## Provided records

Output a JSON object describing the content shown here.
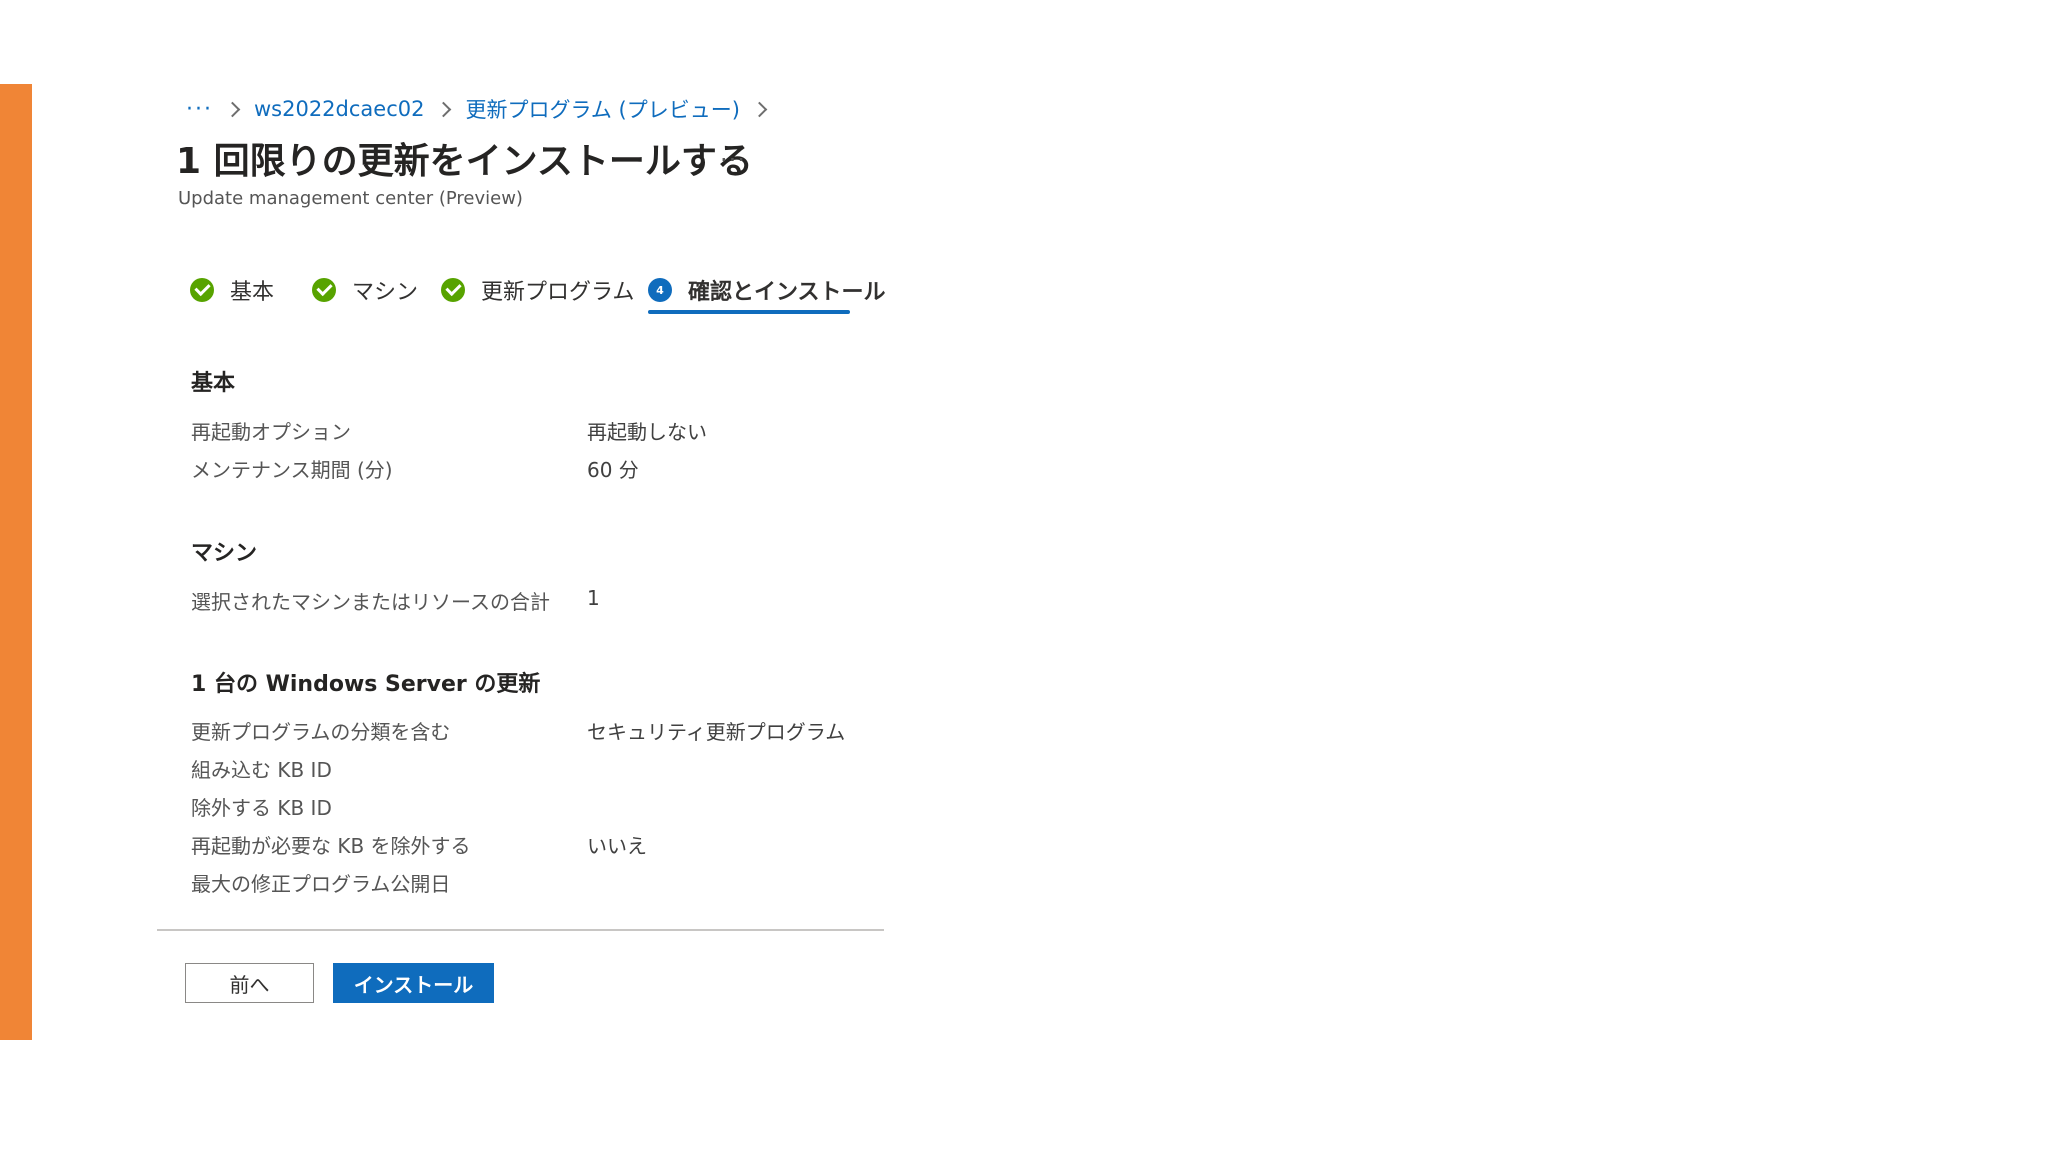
{
  "breadcrumb": {
    "ellipsis": "···",
    "items": [
      "ws2022dcaec02",
      "更新プログラム (プレビュー)"
    ]
  },
  "header": {
    "title": "1 回限りの更新をインストールする",
    "more": "···",
    "subtitle": "Update management center (Preview)"
  },
  "tabs": [
    {
      "label": "基本",
      "state": "complete"
    },
    {
      "label": "マシン",
      "state": "complete"
    },
    {
      "label": "更新プログラム",
      "state": "complete"
    },
    {
      "label": "確認とインストール",
      "state": "active",
      "step": "4"
    }
  ],
  "sections": {
    "basics": {
      "title": "基本",
      "rows": [
        {
          "label": "再起動オプション",
          "value": "再起動しない"
        },
        {
          "label": "メンテナンス期間 (分)",
          "value": "60 分"
        }
      ]
    },
    "machines": {
      "title": "マシン",
      "rows": [
        {
          "label": "選択されたマシンまたはリソースの合計",
          "value": "1"
        }
      ]
    },
    "updates": {
      "title": "1 台の Windows Server の更新",
      "rows": [
        {
          "label": "更新プログラムの分類を含む",
          "value": "セキュリティ更新プログラム"
        },
        {
          "label": "組み込む KB ID",
          "value": ""
        },
        {
          "label": "除外する KB ID",
          "value": ""
        },
        {
          "label": "再起動が必要な KB を除外する",
          "value": "いいえ"
        },
        {
          "label": "最大の修正プログラム公開日",
          "value": ""
        }
      ]
    }
  },
  "buttons": {
    "previous": "前へ",
    "install": "インストール"
  },
  "colors": {
    "accent_bar": "#f08536",
    "primary": "#0f6cbd",
    "success": "#57a300"
  }
}
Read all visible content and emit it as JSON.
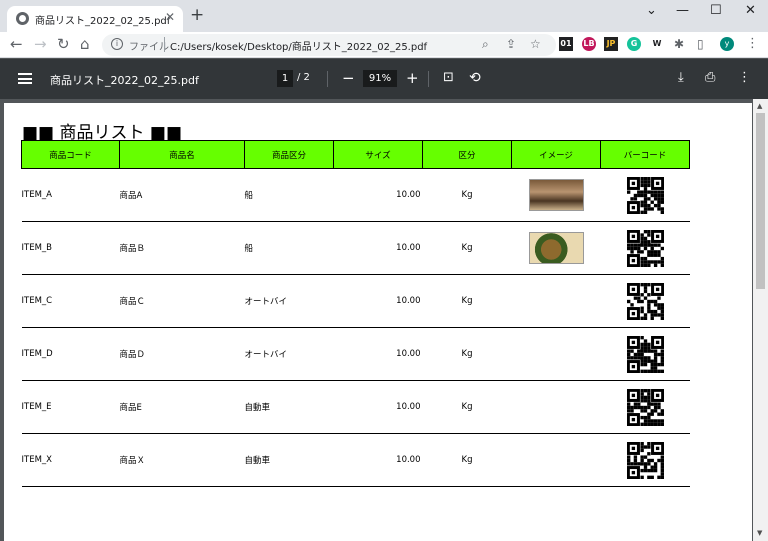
{
  "tab": {
    "title": "商品リスト_2022_02_25.pdf",
    "close": "✕",
    "new_tab": "+"
  },
  "window_controls": {
    "minimize": "—",
    "maximize": "☐",
    "close": "✕",
    "dropdown": "⌄"
  },
  "address": {
    "scheme_label": "ファイル",
    "url": "C:/Users/kosek/Desktop/商品リスト_2022_02_25.pdf"
  },
  "extensions": [
    "01",
    "LB",
    "JP",
    "G",
    "W"
  ],
  "profile_initial": "y",
  "pdf": {
    "title": "商品リスト_2022_02_25.pdf",
    "current_page": "1",
    "total_pages": "/ 2",
    "zoom": "91%"
  },
  "document": {
    "heading": "■■ 商品リスト ■■",
    "columns": [
      "商品コード",
      "商品名",
      "商品区分",
      "サイズ",
      "区分",
      "イメージ",
      "バーコード"
    ],
    "rows": [
      {
        "code": "ITEM_A",
        "name": "商品A",
        "category": "船",
        "size": "10.00",
        "unit": "Kg",
        "image": "painting-supper"
      },
      {
        "code": "ITEM_B",
        "name": "商品Ｂ",
        "category": "船",
        "size": "10.00",
        "unit": "Kg",
        "image": "painting-fruit"
      },
      {
        "code": "ITEM_C",
        "name": "商品Ｃ",
        "category": "オートバイ",
        "size": "10.00",
        "unit": "Kg",
        "image": ""
      },
      {
        "code": "ITEM_D",
        "name": "商品Ｄ",
        "category": "オートバイ",
        "size": "10.00",
        "unit": "Kg",
        "image": ""
      },
      {
        "code": "ITEM_E",
        "name": "商品E",
        "category": "自動車",
        "size": "10.00",
        "unit": "Kg",
        "image": ""
      },
      {
        "code": "ITEM_X",
        "name": "商品Ｘ",
        "category": "自動車",
        "size": "10.00",
        "unit": "Kg",
        "image": ""
      }
    ]
  },
  "colors": {
    "header_fill": "#66ff00",
    "pdf_toolbar": "#323639",
    "viewer_bg": "#525659"
  }
}
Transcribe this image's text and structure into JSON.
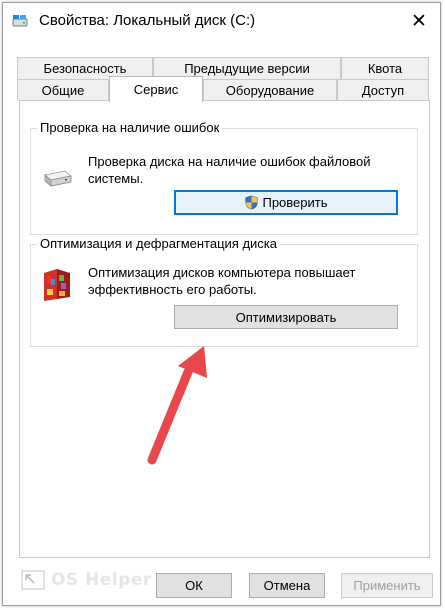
{
  "window": {
    "title": "Свойства: Локальный диск (C:)",
    "icons": {
      "drive": "drive-icon",
      "close": "close-icon"
    }
  },
  "tabs": {
    "row1": [
      "Безопасность",
      "Предыдущие версии",
      "Квота"
    ],
    "row2": [
      "Общие",
      "Сервис",
      "Оборудование",
      "Доступ"
    ],
    "active": "Сервис"
  },
  "error_check": {
    "group_label": "Проверка на наличие ошибок",
    "description_line1": "Проверка диска на наличие ошибок файловой",
    "description_line2": "системы.",
    "button_label": "Проверить",
    "icons": {
      "group": "disk-drive-icon",
      "button": "uac-shield-icon"
    }
  },
  "optimize": {
    "group_label": "Оптимизация и дефрагментация диска",
    "description_line1": "Оптимизация дисков компьютера повышает",
    "description_line2": "эффективность его работы.",
    "button_label": "Оптимизировать",
    "icons": {
      "group": "defrag-icon"
    }
  },
  "footer": {
    "ok_label": "ОК",
    "cancel_label": "Отмена",
    "apply_label": "Применить",
    "watermark_text": "OS Helper"
  },
  "colors": {
    "accent": "#0078d7",
    "annotation_arrow": "#e8474b"
  }
}
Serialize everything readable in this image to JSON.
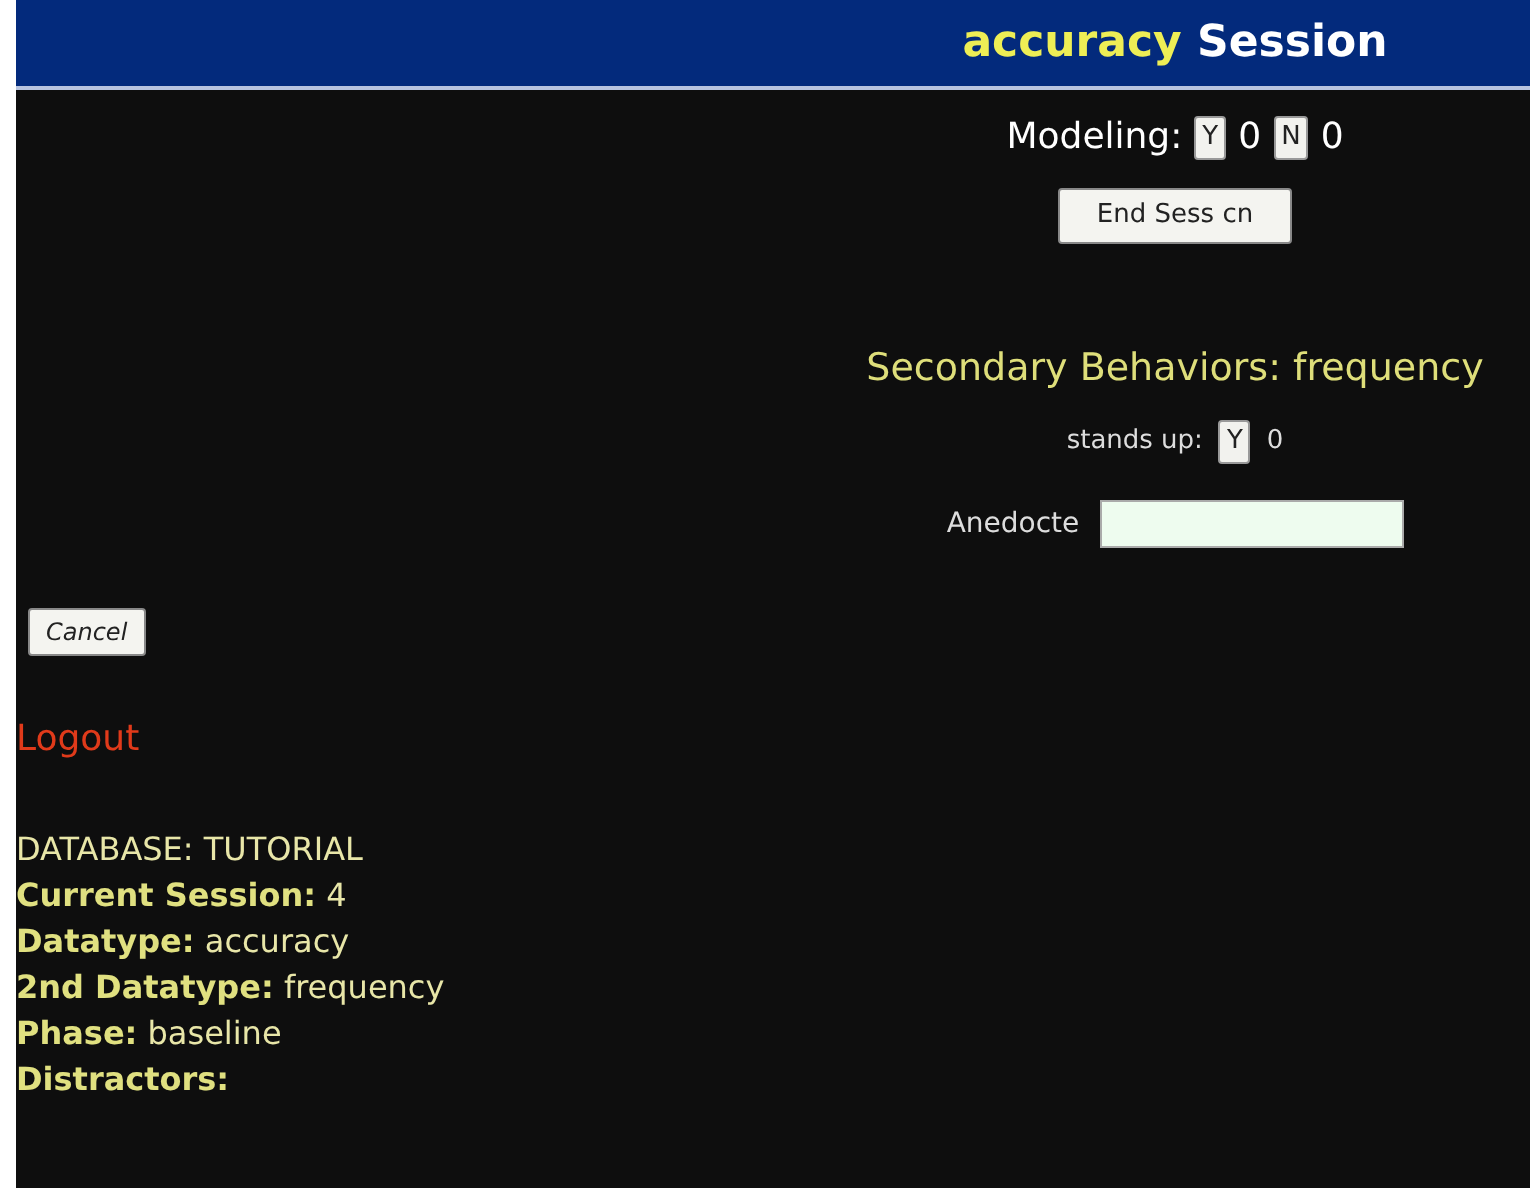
{
  "header": {
    "datatype": "accuracy",
    "title": "Session"
  },
  "modeling": {
    "label": "Modeling:",
    "buttons": [
      {
        "label": "Y",
        "count": "0"
      },
      {
        "label": "N",
        "count": "0"
      }
    ]
  },
  "end_button": "End Sess cn",
  "secondary": {
    "title": "Secondary Behaviors: frequency",
    "behaviors": [
      {
        "label": "stands up:",
        "button": "Y",
        "count": "0"
      }
    ],
    "anecdote_label": "Anedocte"
  },
  "cancel_button": "Cancel",
  "logout": "Logout",
  "info": [
    "DATABASE: TUTORIAL",
    "**Current Session:** 4",
    "**Datatype:** accuracy",
    "**2nd Datatype:** frequency",
    "**Phase:** baseline",
    "**Distractors:**"
  ]
}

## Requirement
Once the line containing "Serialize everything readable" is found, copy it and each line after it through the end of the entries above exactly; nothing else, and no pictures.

## Solution to the exercise
Serialize everything readable in this image to JSON.
{
  "header": {
    "datatype": "accuracy",
    "title": "Session"
  },
  "modeling": {
    "label": "Modeling:",
    "buttons": [
      {
        "label": "Y",
        "count": "0"
      },
      {
        "label": "N",
        "count": "0"
      }
    ]
  },
  "end_button": "End Sess cn",
  "secondary": {
    "title": "Secondary Behaviors: frequency",
    "behaviors": [
      {
        "label": "stands up:",
        "button": "Y",
        "count": "0"
      }
    ],
    "anecdote_label": "Anedocte"
  },
  "cancel_button": "Cancel",
  "logout": "Logout",
  "info": [
    "DATABASE: TUTORIAL",
    "**Current Session:** 4",
    "**Datatype:** accuracy",
    "**2nd Datatype:** frequency",
    "**Phase:** baseline",
    "**Distractors:**"
  ]
}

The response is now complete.